Moreover, lifestyle factors such as sedentary behavior, poor dietary choices, and decreased physical activity can further contribute to a slower metabolism in adulthood. It is essential to prioritize regular exercise, including both cardiovascular and strength training exercises, to preserve muscle mass, increase BMR, and maintain a healthy weight.

3. Metabolism in Older Adults

As we progress into older adulthood, typically beyond the age of 60, metabolic changes become more pronounced. The gradual decline in muscle mass and physical activity levels experienced earlier in adulthood accelerates during this stage. This age-related decline in muscle mass, known as sarcopenia, can lead to a significant reduction in BMR, making weight management more challenging. [2]

Additionally, the body’s ability to process and utilize nutrients becomes less efficient. This can affect the absorption of vitamins, minerals, and other essential nutrients, further impacting overall metabolic health. Older adults may also experience a decrease in appetite, which can further contribute to inadequate nutrient intake and potential weight loss.

Maintaining an active lifestyle and incorporating resistance exercises becomes increasingly crucial for older adults. Regular physical activity can help preserve muscle mass, enhance mobility, and improve overall metabolic function.
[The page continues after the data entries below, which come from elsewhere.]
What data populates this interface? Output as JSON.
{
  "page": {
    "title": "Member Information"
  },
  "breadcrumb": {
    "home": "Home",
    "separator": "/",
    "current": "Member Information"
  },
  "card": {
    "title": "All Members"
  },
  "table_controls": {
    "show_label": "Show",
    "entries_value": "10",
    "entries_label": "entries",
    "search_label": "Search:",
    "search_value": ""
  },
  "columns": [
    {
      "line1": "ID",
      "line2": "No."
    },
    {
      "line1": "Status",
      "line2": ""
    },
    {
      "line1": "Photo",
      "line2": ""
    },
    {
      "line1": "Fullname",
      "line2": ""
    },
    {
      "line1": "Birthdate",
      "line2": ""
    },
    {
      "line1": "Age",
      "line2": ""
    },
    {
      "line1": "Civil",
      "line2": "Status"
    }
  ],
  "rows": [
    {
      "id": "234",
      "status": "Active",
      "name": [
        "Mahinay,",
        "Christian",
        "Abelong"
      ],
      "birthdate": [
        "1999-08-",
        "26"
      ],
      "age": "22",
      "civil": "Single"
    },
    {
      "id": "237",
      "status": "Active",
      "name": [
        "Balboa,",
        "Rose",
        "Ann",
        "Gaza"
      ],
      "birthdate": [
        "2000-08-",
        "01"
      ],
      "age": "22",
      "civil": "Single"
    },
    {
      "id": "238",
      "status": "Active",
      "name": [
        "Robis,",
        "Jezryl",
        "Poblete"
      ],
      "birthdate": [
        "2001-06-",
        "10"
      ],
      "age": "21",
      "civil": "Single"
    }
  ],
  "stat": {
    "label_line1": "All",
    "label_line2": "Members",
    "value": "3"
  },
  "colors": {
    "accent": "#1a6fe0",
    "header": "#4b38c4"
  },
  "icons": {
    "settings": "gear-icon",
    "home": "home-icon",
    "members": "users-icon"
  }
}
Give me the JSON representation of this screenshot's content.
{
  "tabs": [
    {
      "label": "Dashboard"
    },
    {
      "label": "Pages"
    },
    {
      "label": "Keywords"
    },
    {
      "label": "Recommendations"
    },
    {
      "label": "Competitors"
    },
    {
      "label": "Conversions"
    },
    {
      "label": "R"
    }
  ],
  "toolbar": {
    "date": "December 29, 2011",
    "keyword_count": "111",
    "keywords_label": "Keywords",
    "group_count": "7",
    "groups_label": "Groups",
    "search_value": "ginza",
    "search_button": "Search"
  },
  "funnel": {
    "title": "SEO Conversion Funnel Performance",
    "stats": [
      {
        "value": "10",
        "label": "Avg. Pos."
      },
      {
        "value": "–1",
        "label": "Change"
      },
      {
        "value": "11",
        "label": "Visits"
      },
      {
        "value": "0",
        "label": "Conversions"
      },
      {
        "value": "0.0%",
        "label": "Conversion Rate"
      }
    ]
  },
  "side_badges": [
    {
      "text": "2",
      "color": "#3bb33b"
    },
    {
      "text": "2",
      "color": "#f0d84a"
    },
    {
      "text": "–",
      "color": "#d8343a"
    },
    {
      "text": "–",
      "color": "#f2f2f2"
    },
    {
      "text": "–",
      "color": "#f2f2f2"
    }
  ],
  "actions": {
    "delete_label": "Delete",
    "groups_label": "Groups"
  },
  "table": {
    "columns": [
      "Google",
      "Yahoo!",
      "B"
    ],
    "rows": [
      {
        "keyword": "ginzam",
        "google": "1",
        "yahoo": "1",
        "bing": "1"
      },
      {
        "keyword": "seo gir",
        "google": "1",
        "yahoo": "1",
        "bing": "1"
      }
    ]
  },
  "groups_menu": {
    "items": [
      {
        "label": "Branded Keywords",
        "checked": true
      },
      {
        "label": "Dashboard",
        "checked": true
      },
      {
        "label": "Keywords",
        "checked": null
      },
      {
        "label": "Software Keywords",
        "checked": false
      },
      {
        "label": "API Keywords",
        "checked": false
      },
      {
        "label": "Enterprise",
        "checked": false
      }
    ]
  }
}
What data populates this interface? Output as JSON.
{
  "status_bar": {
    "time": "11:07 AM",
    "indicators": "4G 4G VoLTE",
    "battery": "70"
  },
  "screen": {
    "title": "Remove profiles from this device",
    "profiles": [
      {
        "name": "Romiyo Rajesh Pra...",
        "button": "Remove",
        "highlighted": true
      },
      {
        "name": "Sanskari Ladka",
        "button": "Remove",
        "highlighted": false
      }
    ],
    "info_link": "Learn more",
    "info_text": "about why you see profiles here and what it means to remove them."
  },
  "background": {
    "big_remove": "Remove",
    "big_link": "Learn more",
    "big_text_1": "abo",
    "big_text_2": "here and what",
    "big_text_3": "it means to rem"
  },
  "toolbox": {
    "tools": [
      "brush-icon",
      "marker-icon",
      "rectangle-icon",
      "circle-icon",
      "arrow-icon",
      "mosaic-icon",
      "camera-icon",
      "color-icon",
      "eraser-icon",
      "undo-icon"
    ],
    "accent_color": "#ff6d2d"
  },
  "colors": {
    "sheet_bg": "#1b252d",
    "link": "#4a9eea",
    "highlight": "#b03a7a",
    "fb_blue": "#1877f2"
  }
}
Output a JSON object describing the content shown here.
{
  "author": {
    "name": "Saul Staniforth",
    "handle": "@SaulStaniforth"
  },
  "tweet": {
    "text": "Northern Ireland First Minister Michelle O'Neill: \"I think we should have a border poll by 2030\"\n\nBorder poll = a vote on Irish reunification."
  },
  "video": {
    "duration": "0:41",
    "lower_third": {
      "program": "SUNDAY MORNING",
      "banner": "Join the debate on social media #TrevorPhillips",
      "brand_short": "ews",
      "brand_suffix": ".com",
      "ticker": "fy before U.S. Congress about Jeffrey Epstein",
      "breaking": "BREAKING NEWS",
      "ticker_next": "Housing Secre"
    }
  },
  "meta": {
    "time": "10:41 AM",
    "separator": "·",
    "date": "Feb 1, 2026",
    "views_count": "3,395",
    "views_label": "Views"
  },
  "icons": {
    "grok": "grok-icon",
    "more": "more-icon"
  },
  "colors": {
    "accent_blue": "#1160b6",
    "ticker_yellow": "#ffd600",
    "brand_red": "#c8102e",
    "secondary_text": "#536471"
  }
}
A well-balanced diet rich in lean protein, whole grains, fruits, vegetables, and healthy fats is also vital for providing the necessary nutrients for optimal metabolism and overall health.


Metabolism undergoes significant changes over time, influenced by factors such as genetics, body composition, hormonal fluctuations, and lifestyle choices. Understanding these changes can help us make informed decisions about our dietary and exercise habits to maintain a healthy metabolism throughout our lives.

While it is natural for metabolism to slow down with age, incorporating regular exercise, particularly strength training, can help preserve muscle mass, boost metabolic rate, and support weight management. A balanced and nutrient-dense diet is equally important, providing the necessary fuel for our bodies while ensuring optimal metabolic function.

It is crucial to remember that individual variations exist, and metabolic changes occur on a spectrum. Consulting with healthcare professionals, such as registered dietitians or physicians, can provide personalized guidance tailored to specific needs and circumstances.

By prioritizing a healthy lifestyle that includes regular physical activity, a well-balanced diet, and mindful choices, we can adapt to the changes in our metabolism over time and foster overall well-being as we age.


  1. Friedrich C (1998). Physiology and genetics of sulfur-oxidizing bacteria. Adv Microb Physiol. Advances in Microbial Physiology. Vol. 39. pp. 235–89. doi:10.1016/S0065-2911(08)60018-1. ISBN 978-0-12-027739-1. PMID 9328649.